_Exercise brief_: For each line in the data below that has the word "JSON", copy that line.

_Records for the task_:
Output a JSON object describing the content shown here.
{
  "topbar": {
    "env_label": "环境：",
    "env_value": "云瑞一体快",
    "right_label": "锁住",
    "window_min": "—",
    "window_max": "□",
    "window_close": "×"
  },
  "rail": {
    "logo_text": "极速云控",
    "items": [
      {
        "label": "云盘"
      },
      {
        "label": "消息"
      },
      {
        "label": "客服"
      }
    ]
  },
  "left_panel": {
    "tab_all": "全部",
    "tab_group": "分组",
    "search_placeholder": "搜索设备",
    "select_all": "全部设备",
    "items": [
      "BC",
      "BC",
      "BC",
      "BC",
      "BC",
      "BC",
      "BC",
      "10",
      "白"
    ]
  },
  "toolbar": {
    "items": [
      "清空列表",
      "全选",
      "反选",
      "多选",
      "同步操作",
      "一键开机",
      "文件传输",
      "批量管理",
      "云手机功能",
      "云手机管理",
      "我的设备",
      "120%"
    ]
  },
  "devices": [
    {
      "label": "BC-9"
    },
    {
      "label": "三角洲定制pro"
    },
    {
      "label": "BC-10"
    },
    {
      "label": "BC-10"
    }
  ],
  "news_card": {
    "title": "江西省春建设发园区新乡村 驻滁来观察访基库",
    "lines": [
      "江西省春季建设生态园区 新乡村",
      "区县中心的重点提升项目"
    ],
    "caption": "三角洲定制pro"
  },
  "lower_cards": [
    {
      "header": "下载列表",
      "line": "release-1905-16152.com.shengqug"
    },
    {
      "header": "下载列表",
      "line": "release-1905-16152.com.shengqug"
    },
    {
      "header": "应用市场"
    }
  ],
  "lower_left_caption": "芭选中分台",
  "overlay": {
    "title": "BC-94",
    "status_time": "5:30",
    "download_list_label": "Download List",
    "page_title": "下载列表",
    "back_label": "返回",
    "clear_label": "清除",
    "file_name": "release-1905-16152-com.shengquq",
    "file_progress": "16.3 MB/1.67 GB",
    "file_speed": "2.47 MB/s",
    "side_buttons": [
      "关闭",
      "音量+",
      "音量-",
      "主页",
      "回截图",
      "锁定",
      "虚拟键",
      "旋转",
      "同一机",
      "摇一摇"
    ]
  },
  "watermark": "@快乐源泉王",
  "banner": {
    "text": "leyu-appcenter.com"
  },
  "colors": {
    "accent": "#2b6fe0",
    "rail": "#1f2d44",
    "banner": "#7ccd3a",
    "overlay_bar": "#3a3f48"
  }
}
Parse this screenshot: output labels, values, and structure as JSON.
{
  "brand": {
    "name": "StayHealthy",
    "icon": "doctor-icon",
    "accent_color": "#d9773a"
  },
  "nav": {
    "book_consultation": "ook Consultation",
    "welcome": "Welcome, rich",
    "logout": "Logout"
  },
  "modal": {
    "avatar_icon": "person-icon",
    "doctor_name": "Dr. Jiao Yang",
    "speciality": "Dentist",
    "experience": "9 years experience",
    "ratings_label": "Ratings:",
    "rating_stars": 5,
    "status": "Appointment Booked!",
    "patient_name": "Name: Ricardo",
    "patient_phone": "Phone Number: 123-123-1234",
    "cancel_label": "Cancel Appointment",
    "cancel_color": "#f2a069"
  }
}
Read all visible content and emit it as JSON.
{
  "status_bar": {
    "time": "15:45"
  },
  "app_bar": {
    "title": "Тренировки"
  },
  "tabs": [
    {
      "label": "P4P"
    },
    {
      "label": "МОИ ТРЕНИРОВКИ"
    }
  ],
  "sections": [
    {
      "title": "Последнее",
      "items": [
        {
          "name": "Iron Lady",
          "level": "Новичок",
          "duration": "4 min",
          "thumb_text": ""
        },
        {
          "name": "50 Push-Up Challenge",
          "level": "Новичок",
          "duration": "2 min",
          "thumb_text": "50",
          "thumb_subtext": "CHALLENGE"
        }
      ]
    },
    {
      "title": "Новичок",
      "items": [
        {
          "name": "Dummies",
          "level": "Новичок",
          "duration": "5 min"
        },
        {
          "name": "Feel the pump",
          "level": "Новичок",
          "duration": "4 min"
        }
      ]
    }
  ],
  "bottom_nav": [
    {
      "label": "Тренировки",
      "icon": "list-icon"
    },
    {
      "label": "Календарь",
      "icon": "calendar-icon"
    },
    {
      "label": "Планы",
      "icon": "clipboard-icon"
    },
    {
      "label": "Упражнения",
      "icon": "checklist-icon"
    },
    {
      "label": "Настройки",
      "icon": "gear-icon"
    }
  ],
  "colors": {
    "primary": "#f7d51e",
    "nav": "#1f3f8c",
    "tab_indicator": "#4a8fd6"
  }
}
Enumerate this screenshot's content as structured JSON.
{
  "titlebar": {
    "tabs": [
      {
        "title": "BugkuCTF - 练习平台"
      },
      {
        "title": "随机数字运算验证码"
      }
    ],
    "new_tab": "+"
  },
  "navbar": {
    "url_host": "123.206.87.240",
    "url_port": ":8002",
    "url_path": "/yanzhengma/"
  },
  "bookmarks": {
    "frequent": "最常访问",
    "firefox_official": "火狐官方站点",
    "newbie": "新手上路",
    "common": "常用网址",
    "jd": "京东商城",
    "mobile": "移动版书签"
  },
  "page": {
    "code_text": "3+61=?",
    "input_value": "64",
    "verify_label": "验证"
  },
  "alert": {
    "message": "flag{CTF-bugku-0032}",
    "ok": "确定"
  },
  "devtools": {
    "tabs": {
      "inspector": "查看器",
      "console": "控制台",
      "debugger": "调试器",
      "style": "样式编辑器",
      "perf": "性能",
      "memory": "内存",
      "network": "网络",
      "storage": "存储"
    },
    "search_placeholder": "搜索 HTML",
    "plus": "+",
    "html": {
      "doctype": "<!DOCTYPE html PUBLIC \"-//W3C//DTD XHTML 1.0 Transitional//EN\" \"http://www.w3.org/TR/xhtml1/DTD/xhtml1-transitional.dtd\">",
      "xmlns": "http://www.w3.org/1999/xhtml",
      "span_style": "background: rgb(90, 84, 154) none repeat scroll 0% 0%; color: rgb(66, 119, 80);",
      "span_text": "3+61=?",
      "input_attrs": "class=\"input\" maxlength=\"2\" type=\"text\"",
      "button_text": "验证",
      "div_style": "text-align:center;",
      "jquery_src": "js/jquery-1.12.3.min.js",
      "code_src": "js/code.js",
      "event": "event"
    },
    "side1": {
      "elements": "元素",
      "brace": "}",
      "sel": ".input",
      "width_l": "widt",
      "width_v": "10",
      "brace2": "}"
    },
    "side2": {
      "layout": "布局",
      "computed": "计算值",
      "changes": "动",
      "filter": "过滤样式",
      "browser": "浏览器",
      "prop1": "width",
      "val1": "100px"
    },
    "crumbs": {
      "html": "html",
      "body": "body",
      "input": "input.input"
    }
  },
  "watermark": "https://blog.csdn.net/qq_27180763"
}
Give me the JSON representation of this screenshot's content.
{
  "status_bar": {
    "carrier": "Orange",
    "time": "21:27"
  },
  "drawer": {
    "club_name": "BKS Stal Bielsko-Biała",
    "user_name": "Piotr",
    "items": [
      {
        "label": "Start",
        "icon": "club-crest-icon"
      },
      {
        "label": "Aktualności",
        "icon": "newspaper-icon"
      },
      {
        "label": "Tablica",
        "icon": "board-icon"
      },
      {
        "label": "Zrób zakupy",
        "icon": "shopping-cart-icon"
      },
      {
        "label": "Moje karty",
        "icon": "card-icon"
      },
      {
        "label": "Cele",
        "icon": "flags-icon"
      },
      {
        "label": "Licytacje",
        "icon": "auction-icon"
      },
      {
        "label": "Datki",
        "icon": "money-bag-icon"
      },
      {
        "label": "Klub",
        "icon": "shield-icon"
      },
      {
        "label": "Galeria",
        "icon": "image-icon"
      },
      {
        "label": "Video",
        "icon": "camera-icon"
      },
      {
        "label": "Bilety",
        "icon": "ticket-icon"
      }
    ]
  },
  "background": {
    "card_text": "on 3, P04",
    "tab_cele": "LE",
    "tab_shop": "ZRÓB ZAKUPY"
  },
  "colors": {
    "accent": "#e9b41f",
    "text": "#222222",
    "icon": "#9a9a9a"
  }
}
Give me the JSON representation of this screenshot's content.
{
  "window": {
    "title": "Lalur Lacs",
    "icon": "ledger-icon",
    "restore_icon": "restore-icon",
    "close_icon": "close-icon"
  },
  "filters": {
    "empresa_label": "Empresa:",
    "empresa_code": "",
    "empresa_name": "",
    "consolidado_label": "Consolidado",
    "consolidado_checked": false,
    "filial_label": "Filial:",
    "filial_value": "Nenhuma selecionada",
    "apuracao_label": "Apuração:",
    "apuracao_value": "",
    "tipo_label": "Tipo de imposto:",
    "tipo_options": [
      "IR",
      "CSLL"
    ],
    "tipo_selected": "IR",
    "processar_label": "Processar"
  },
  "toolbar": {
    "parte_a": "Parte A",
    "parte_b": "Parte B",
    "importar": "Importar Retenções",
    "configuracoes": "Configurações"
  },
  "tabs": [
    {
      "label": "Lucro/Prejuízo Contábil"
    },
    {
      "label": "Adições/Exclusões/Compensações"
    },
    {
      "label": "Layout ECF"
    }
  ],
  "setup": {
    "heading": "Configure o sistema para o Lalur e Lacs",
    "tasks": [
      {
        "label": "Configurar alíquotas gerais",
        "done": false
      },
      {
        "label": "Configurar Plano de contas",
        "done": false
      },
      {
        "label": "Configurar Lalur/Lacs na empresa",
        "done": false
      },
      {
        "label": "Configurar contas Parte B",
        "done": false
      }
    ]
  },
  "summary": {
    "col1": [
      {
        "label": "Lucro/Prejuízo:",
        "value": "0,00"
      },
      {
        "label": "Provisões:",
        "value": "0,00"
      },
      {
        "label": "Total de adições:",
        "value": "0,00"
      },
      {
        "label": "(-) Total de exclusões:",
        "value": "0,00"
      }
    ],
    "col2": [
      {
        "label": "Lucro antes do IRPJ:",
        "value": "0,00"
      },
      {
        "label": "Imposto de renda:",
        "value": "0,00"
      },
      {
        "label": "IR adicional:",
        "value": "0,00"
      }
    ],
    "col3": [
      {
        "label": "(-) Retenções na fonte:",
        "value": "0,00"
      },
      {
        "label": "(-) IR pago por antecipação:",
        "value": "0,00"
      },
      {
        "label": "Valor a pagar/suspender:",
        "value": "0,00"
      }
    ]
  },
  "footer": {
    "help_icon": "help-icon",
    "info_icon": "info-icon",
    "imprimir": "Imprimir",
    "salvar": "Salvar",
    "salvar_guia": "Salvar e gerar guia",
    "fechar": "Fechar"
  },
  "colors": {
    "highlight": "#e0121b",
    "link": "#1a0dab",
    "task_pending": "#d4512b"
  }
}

_Response area_:
Output a JSON object describing the content shown here.
Parse this screenshot: output labels, values, and structure as JSON.
Read all visible content and emit it as JSON.
Enumerate this screenshot's content as structured JSON.
Give me the JSON representation of this screenshot's content.
Give me the JSON representation of this screenshot's content.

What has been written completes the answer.